DATA FOR PROCESSING Start Marker

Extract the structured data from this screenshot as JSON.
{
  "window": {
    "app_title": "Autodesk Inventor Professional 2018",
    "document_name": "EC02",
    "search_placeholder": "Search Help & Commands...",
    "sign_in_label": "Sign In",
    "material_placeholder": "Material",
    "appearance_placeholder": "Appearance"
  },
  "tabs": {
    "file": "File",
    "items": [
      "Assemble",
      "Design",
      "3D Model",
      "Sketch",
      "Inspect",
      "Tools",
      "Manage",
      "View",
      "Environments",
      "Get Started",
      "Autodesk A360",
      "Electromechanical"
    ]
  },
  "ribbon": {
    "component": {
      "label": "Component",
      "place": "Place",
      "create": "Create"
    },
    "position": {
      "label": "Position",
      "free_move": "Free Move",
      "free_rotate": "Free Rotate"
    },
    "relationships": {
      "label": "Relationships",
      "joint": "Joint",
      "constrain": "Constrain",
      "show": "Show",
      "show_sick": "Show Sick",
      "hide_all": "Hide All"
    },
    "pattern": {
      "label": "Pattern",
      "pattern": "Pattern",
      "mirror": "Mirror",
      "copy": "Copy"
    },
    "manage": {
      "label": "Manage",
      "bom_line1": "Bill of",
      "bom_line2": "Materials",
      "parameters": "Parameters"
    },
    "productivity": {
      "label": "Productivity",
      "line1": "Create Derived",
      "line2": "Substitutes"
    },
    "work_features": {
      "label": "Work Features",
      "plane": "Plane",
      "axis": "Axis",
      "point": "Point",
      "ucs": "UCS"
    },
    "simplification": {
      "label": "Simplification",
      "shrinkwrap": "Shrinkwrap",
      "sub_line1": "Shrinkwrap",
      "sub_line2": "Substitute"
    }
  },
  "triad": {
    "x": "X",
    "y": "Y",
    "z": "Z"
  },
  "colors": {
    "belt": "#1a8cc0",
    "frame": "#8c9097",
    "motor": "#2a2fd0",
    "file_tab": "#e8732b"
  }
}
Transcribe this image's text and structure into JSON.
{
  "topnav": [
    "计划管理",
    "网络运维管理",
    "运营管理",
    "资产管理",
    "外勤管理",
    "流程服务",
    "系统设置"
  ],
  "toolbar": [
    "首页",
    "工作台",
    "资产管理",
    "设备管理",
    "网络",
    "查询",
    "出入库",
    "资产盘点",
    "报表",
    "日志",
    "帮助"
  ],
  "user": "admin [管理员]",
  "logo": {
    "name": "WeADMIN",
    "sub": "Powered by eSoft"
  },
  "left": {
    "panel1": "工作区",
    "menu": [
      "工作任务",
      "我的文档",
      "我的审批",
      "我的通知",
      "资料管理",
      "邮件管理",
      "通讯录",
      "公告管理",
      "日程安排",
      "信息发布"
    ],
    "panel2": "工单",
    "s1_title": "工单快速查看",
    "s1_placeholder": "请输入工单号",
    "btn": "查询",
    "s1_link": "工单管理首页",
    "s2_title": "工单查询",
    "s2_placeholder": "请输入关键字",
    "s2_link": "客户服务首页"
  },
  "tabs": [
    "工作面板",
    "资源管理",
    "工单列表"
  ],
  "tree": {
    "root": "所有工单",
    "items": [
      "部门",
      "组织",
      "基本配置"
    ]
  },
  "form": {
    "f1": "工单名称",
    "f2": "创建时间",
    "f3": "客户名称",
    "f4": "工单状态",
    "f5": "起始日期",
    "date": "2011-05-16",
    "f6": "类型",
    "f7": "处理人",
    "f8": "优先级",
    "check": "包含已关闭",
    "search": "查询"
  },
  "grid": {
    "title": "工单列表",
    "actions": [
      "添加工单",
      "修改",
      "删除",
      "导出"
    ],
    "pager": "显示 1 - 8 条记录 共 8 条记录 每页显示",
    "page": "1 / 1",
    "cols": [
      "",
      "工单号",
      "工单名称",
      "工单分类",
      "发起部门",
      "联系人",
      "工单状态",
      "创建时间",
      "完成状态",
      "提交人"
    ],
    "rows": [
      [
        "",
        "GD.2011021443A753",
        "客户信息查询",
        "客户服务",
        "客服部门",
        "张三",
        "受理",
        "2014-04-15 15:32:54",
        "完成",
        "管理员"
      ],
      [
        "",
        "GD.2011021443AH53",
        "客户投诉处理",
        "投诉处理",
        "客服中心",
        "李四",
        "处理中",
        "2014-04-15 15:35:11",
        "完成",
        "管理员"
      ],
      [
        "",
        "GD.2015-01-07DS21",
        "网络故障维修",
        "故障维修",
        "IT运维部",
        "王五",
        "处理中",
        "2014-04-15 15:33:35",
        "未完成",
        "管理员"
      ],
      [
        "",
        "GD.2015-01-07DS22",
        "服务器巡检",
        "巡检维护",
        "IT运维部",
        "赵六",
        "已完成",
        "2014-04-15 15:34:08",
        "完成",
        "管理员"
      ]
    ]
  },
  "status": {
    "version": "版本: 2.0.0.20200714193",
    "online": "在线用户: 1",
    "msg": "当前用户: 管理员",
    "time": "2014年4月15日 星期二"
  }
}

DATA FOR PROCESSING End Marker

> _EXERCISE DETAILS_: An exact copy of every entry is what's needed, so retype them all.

> _WRITTEN ANSWER_:
Extract the structured data from this screenshot as JSON.
{
  "window": {
    "app_title": "Autodesk Inventor Professional 2018",
    "document_name": "EC02",
    "search_placeholder": "Search Help & Commands...",
    "sign_in_label": "Sign In",
    "material_placeholder": "Material",
    "appearance_placeholder": "Appearance"
  },
  "tabs": {
    "file": "File",
    "items": [
      "Assemble",
      "Design",
      "3D Model",
      "Sketch",
      "Inspect",
      "Tools",
      "Manage",
      "View",
      "Environments",
      "Get Started",
      "Autodesk A360",
      "Electromechanical"
    ]
  },
  "ribbon": {
    "component": {
      "label": "Component",
      "place": "Place",
      "create": "Create"
    },
    "position": {
      "label": "Position",
      "free_move": "Free Move",
      "free_rotate": "Free Rotate"
    },
    "relationships": {
      "label": "Relationships",
      "joint": "Joint",
      "constrain": "Constrain",
      "show": "Show",
      "show_sick": "Show Sick",
      "hide_all": "Hide All"
    },
    "pattern": {
      "label": "Pattern",
      "pattern": "Pattern",
      "mirror": "Mirror",
      "copy": "Copy"
    },
    "manage": {
      "label": "Manage",
      "bom_line1": "Bill of",
      "bom_line2": "Materials",
      "parameters": "Parameters"
    },
    "productivity": {
      "label": "Productivity",
      "line1": "Create Derived",
      "line2": "Substitutes"
    },
    "work_features": {
      "label": "Work Features",
      "plane": "Plane",
      "axis": "Axis",
      "point": "Point",
      "ucs": "UCS"
    },
    "simplification": {
      "label": "Simplification",
      "shrinkwrap": "Shrinkwrap",
      "sub_line1": "Shrinkwrap",
      "sub_line2": "Substitute"
    }
  },
  "triad": {
    "x": "X",
    "y": "Y",
    "z": "Z"
  },
  "colors": {
    "belt": "#1a8cc0",
    "frame": "#8c9097",
    "motor": "#2a2fd0",
    "file_tab": "#e8732b"
  }
}
Transcribe this image's text and structure into JSON.
{
  "topnav": [
    "计划管理",
    "网络运维管理",
    "运营管理",
    "资产管理",
    "外勤管理",
    "流程服务",
    "系统设置"
  ],
  "toolbar": [
    "首页",
    "工作台",
    "资产管理",
    "设备管理",
    "网络",
    "查询",
    "出入库",
    "资产盘点",
    "报表",
    "日志",
    "帮助"
  ],
  "user": "admin [管理员]",
  "logo": {
    "name": "WeADMIN",
    "sub": "Powered by eSoft"
  },
  "left": {
    "panel1": "工作区",
    "menu": [
      "工作任务",
      "我的文档",
      "我的审批",
      "我的通知",
      "资料管理",
      "邮件管理",
      "通讯录",
      "公告管理",
      "日程安排",
      "信息发布"
    ],
    "panel2": "工单",
    "s1_title": "工单快速查看",
    "s1_placeholder": "请输入工单号",
    "btn": "查询",
    "s1_link": "工单管理首页",
    "s2_title": "工单查询",
    "s2_placeholder": "请输入关键字",
    "s2_link": "客户服务首页"
  },
  "tabs": [
    "工作面板",
    "资源管理",
    "工单列表"
  ],
  "tree": {
    "root": "所有工单",
    "items": [
      "部门",
      "组织",
      "基本配置"
    ]
  },
  "form": {
    "f1": "工单名称",
    "f2": "创建时间",
    "f3": "客户名称",
    "f4": "工单状态",
    "f5": "起始日期",
    "date": "2011-05-16",
    "f6": "类型",
    "f7": "处理人",
    "f8": "优先级",
    "check": "包含已关闭",
    "search": "查询"
  },
  "grid": {
    "title": "工单列表",
    "actions": [
      "添加工单",
      "修改",
      "删除",
      "导出"
    ],
    "pager": "显示 1 - 8 条记录 共 8 条记录 每页显示",
    "page": "1 / 1",
    "cols": [
      "",
      "工单号",
      "工单名称",
      "工单分类",
      "发起部门",
      "联系人",
      "工单状态",
      "创建时间",
      "完成状态",
      "提交人"
    ],
    "rows": [
      [
        "",
        "GD.2011021443A753",
        "客户信息查询",
        "客户服务",
        "客服部门",
        "张三",
        "受理",
        "2014-04-15 15:32:54",
        "完成",
        "管理员"
      ],
      [
        "",
        "GD.2011021443AH53",
        "客户投诉处理",
        "投诉处理",
        "客服中心",
        "李四",
        "处理中",
        "2014-04-15 15:35:11",
        "完成",
        "管理员"
      ],
      [
        "",
        "GD.2015-01-07DS21",
        "网络故障维修",
        "故障维修",
        "IT运维部",
        "王五",
        "处理中",
        "2014-04-15 15:33:35",
        "未完成",
        "管理员"
      ],
      [
        "",
        "GD.2015-01-07DS22",
        "服务器巡检",
        "巡检维护",
        "IT运维部",
        "赵六",
        "已完成",
        "2014-04-15 15:34:08",
        "完成",
        "管理员"
      ]
    ]
  },
  "status": {
    "version": "版本: 2.0.0.20200714193",
    "online": "在线用户: 1",
    "msg": "当前用户: 管理员",
    "time": "2014年4月15日 星期二"
  }
}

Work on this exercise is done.